  • Prior to the enactment of the SECURE Act, if one worked less than 1,000 hours per year, they were ineligible to participate in the company’s 401(k) plan. The new law requires an employer to offer plan participation to any employee who worked more than 1,000 hours in one year or 500 hours over two consecutive years.
  • Small business owners can now receive a tax credit of up to $5,000 for starting a retirement plan.
  • Small business owners will be able to join together to offer defined contribution retirement plans. The new law makes the use of open multiple employer plans (MEPs) easier to utilize. An open MEP can help deliver a low cost retirement plan for small business owners.
  • An individual can now take a qualified birth or adoption distribution of an amount up to $5,000 from a qualified plan, 401(k) or IRA without any withdrawal penalty.
  • A 529 plan can be used to pay down student loan debt up to $10,000 during the lifetime of a student and pay for certain apprenticeship programs.

“The SECURE Act, which will cost the federal government billions in tax revenue, is being paid for over a 10-year period with a new mandate,” said Anthony Enea, who has spent 35 years protecting the rights of seniors, the disabled and their families. “Distributions from IRAs, 401(k)s, and other qualified plans to anyone other than an eligible designated beneficiary must now be made within 10 years from the death of the plan participant. Eligible designated beneficiaries include a spouse, minor child, disabled individual, chronically ill person or an individual not more than 10 years younger than the plan participant.”

If the beneficiary doesn’t fit one of these categories, he or she will no longer be able to stretch the distributions from an inherited IRA or 401(k) during their lifetime. Instead, they must draw down the entire qualified plan within 10 years of the plan participant’s death or make the distribution in one lump sum. “Depending on the size of the IRA, this means potentially incurring significant income tax liability,” noted Enea.

This one change is estimated to raise $15.7 billion of tax revenue over 10 years, compared to a cost of $16.3 billion for all of the changes implemented by the SECURE Act.

“As we further assess the SECURE Act, we are hopeful that there may be some creative planning solutions for those without an eligible designated beneficiary,” said Enea. “The promulgation of the regulations by the IRS in the near future should help shed some light on the available options.”

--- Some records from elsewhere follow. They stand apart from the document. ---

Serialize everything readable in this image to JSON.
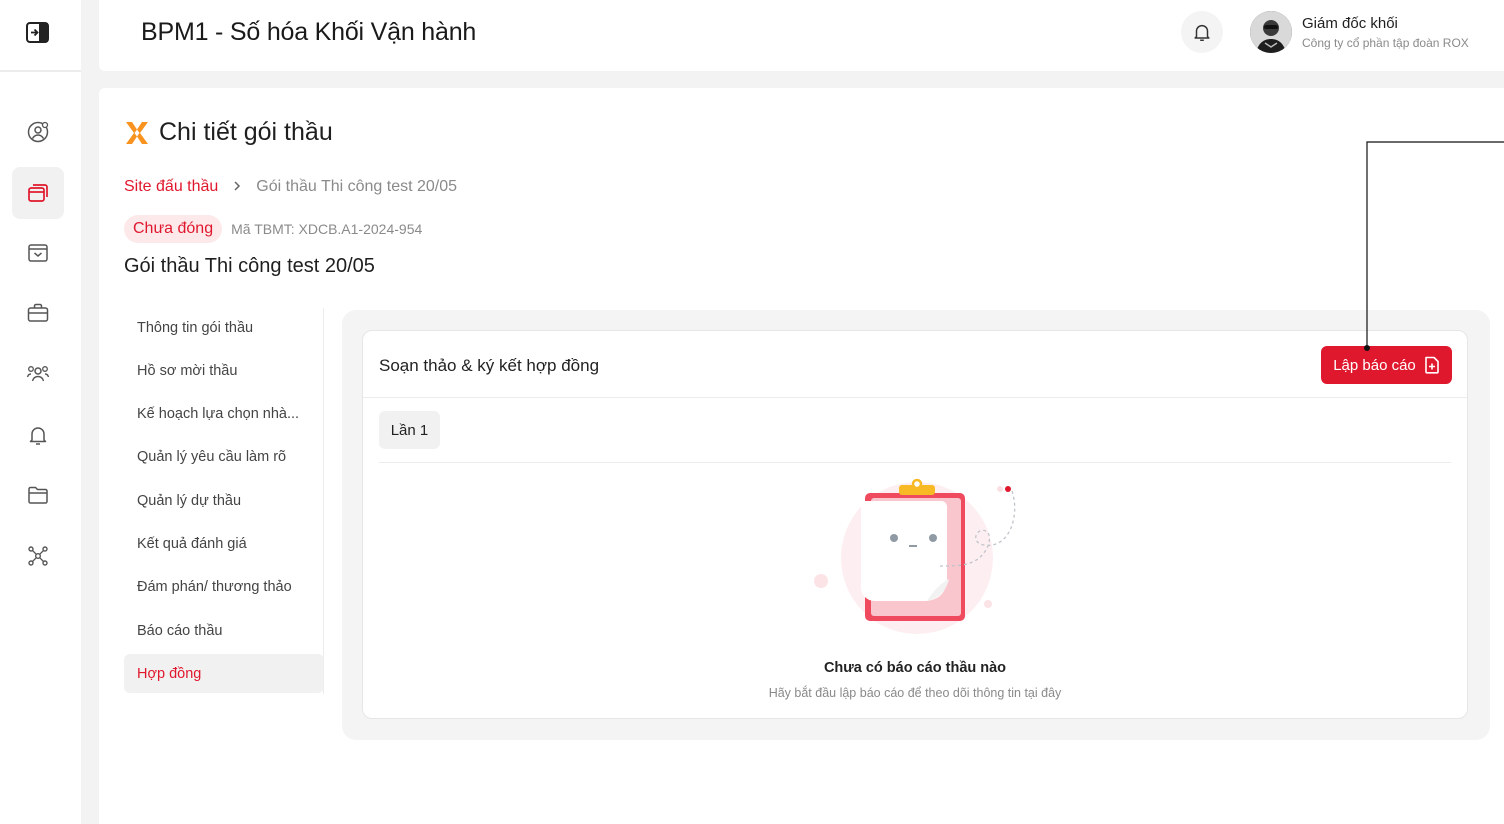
{
  "header": {
    "app_title": "BPM1 - Số hóa Khối Vận hành",
    "user_name": "Giám đốc khối",
    "user_org": "Công ty cổ phần tập đoàn ROX"
  },
  "sidebar": {
    "items": [
      {
        "icon": "user-settings-icon"
      },
      {
        "icon": "windows-icon",
        "active": true
      },
      {
        "icon": "inbox-icon"
      },
      {
        "icon": "briefcase-icon"
      },
      {
        "icon": "users-icon"
      },
      {
        "icon": "bell-icon"
      },
      {
        "icon": "folder-icon"
      },
      {
        "icon": "network-icon"
      }
    ]
  },
  "page": {
    "title": "Chi tiết gói thầu",
    "breadcrumb": {
      "link": "Site đấu thầu",
      "current": "Gói thầu Thi công test 20/05"
    },
    "status": "Chưa đóng",
    "code": "Mã TBMT: XDCB.A1-2024-954",
    "package_title": "Gói thầu Thi công test 20/05"
  },
  "menu": {
    "items": [
      "Thông tin gói thầu",
      "Hồ sơ mời thầu",
      "Kế hoạch lựa chọn nhà...",
      "Quản lý yêu cầu làm rõ",
      "Quản lý dự thầu",
      "Kết quả đánh giá",
      "Đám phán/ thương thảo",
      "Báo cáo thầu",
      "Hợp đồng"
    ],
    "active_index": 8
  },
  "card": {
    "title": "Soạn thảo & ký kết hợp đồng",
    "report_button": "Lập báo cáo",
    "tab": "Lần 1",
    "empty_title": "Chưa có báo cáo thầu nào",
    "empty_subtitle": "Hãy bắt đầu lập báo cáo để theo dõi thông tin tại đây"
  },
  "colors": {
    "accent": "#e0182d",
    "logo_orange": "#f7931e"
  }
}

A strong leader in Westchester’s legal community, Anthony J. Enea is chair of the New York State Bar Association’s Senior Lawyers Section and president of the Westchester County Bar Foundation. He was named Westchester County’s Leading Elder Care Attorney at the Above the Bar Awards and Best Lawyers’ 2019 Trusts & Estates “Lawyer of the Year” in White Plains. A past chair of the New York State Bar Association’s Elder Law Section, Enea’s practice areas include elder law; Medicaid asset protection trusts; Medicaid applications (home care and nursing home); special needs planning; guardianships (Article 81 and 17-A); and wills, trusts and estates.

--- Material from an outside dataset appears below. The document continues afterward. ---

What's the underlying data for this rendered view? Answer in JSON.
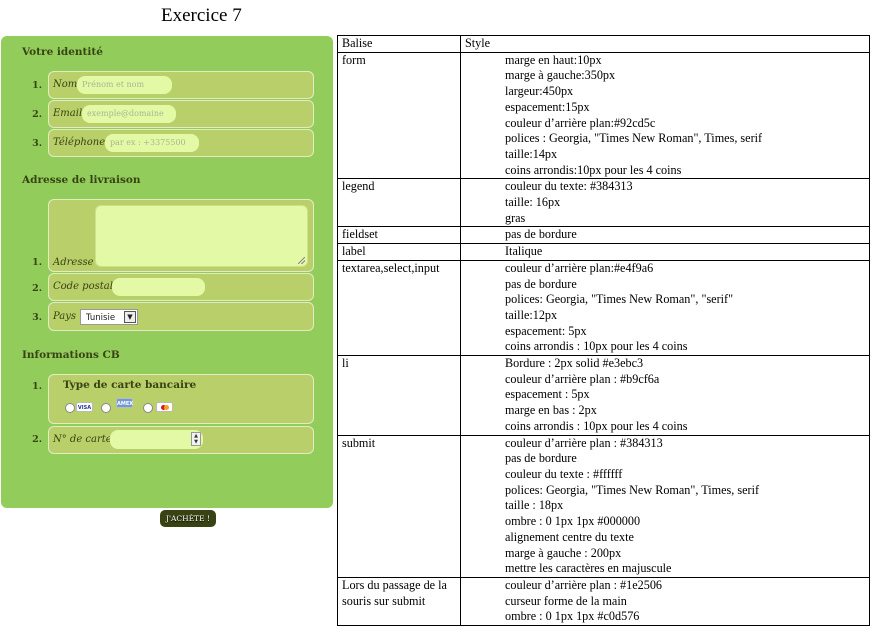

Enea, Scanlan & Sirignano, LLP is located at 245 Main Street in White Plains, N.Y. with additional offices in Somers, N.Y. Elder law attorney Anthony J. Enea can be reached at 914-948-1500 or a.enea@esslawfirm.com. For the latest news, visit Enea, Scanlan & Sirignano online at http://www.esslawfirm.com.

About Enea, Scanlan & Sirignano, LLP
Enea, Scanlan & Sirignano, LLP is an AV preeminent rated elder law firm with offices in White Plains and Somers, N.Y. The practice concentrates on Elder Law; Medicaid Planning; Nursing Home and Home Care Applications; Wills, Trusts and Estates; Guardianships; Estate Litigation; Supplemental Needs Trusts; and Special Needs Planning. Enea, Scanlan & Sirignano, LLP serves Westchester, Rockland, Putnam, the Bronx, Manhattan, Long Island and Queens and is committed to providing the highest quality legal services to seniors, the disabled and their families. Visit the firm online at http://www.esslawfirm.com.

Share article on social media or email:

View article via:

Pdf Print

Contact Author

Visit website